Start of Block
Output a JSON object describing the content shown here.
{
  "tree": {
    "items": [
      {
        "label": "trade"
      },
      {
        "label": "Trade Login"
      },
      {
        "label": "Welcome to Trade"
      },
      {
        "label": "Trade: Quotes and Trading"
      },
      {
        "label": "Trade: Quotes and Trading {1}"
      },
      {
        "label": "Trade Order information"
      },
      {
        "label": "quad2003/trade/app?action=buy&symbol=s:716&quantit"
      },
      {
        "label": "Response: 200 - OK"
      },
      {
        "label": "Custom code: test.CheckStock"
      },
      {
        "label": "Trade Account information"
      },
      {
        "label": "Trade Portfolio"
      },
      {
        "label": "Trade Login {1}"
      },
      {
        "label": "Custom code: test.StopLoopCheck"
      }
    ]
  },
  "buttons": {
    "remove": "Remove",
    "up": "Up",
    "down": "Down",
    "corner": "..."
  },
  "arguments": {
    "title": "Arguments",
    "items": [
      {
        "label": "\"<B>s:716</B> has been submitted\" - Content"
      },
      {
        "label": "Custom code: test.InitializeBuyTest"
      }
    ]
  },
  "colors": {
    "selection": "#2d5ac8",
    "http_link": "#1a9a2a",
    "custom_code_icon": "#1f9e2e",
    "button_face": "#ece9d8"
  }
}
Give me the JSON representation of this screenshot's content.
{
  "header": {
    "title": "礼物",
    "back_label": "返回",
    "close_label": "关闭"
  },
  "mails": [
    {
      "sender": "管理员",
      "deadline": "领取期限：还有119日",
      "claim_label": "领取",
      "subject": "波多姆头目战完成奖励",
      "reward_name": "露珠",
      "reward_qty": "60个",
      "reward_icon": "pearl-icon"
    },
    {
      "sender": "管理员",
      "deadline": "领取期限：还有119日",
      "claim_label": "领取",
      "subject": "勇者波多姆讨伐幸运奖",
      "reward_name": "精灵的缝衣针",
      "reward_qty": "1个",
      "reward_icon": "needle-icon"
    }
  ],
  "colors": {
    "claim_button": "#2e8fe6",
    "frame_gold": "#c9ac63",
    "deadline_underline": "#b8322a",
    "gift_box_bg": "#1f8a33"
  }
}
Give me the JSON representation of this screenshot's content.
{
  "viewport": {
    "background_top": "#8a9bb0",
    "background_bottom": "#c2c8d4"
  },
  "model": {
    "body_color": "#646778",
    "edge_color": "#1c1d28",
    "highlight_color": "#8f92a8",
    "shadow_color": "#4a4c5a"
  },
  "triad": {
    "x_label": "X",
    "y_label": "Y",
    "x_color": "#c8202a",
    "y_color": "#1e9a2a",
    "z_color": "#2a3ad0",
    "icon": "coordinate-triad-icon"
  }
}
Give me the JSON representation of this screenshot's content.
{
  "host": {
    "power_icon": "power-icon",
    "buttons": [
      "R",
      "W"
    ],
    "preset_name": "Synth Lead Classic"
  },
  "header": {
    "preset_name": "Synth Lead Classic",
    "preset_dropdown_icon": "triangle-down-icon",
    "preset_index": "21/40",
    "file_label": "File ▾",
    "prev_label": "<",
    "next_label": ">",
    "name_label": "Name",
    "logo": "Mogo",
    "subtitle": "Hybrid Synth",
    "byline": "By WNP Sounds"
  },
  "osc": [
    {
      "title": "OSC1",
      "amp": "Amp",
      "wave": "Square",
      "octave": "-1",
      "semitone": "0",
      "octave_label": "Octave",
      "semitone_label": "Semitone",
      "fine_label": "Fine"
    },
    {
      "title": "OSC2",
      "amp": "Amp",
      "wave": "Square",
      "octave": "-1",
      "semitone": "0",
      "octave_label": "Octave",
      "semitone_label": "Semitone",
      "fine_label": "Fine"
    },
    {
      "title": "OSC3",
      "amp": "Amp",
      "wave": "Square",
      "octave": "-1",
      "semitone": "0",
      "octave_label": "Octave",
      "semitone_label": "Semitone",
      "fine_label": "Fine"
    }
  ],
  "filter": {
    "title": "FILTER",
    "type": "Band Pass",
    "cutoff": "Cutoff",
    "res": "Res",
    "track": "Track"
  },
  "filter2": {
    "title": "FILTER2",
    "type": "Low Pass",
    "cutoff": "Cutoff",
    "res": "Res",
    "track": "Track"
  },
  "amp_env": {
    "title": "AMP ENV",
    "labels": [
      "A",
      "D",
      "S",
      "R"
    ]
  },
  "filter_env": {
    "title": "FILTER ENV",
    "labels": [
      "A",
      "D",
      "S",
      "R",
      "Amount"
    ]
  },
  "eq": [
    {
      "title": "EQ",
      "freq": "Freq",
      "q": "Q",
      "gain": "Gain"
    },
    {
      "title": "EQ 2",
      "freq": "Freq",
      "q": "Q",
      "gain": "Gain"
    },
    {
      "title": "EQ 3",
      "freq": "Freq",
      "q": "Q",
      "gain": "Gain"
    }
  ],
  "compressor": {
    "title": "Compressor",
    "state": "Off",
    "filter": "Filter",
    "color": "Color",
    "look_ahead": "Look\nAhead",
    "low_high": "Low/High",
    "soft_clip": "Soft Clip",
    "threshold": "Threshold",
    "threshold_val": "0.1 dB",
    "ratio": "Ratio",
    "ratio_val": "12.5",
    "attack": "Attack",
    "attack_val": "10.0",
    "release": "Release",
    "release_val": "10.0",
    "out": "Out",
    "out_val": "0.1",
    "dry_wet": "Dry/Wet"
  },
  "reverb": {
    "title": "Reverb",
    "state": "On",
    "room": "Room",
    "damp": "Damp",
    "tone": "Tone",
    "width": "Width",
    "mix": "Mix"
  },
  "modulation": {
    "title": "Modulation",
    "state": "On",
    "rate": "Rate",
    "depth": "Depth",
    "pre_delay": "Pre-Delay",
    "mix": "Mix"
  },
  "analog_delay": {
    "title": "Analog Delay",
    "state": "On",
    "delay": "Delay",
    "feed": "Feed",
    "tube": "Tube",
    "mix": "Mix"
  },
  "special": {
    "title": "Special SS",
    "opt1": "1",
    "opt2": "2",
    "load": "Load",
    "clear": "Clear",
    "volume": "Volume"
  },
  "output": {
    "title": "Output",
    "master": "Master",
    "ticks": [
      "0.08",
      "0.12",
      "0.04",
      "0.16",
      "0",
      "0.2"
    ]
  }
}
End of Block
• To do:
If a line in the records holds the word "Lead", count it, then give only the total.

• Answer to this problem:
2